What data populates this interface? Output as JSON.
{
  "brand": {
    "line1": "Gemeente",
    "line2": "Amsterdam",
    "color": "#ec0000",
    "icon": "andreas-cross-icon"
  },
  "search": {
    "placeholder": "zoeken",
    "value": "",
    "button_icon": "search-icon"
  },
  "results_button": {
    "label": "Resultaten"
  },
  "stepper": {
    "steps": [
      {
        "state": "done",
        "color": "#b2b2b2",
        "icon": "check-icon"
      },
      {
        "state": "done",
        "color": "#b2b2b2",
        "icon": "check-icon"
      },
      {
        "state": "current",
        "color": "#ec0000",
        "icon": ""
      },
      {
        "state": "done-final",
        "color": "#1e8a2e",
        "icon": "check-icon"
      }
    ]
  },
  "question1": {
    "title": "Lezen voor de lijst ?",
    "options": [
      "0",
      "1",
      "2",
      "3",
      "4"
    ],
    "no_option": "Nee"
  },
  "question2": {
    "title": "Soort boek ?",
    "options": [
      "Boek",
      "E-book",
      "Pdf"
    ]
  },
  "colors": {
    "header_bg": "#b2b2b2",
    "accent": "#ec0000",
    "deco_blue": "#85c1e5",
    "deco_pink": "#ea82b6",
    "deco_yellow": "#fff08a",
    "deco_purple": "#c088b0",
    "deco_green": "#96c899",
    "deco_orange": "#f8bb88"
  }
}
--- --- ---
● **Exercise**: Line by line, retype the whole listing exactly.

● **Task output**:
What data populates this interface? Output as JSON.
{
  "brand": {
    "line1": "Gemeente",
    "line2": "Amsterdam",
    "color": "#ec0000",
    "icon": "andreas-cross-icon"
  },
  "search": {
    "placeholder": "zoeken",
    "value": "",
    "button_icon": "search-icon"
  },
  "results_button": {
    "label": "Resultaten"
  },
  "stepper": {
    "steps": [
      {
        "state": "done",
        "color": "#b2b2b2",
        "icon": "check-icon"
      },
      {
        "state": "done",
        "color": "#b2b2b2",
        "icon": "check-icon"
      },
      {
        "state": "current",
        "color": "#ec0000",
        "icon": ""
      },
      {
        "state": "done-final",
        "color": "#1e8a2e",
        "icon": "check-icon"
      }
    ]
  },
  "question1": {
    "title": "Lezen voor de lijst ?",
    "options": [
      "0",
      "1",
      "2",
      "3",
      "4"
    ],
    "no_option": "Nee"
  },
  "question2": {
    "title": "Soort boek ?",
    "options": [
      "Boek",
      "E-book",
      "Pdf"
    ]
  },
  "colors": {
    "header_bg": "#b2b2b2",
    "accent": "#ec0000",
    "deco_blue": "#85c1e5",
    "deco_pink": "#ea82b6",
    "deco_yellow": "#fff08a",
    "deco_purple": "#c088b0",
    "deco_green": "#96c899",
    "deco_orange": "#f8bb88"
  }
}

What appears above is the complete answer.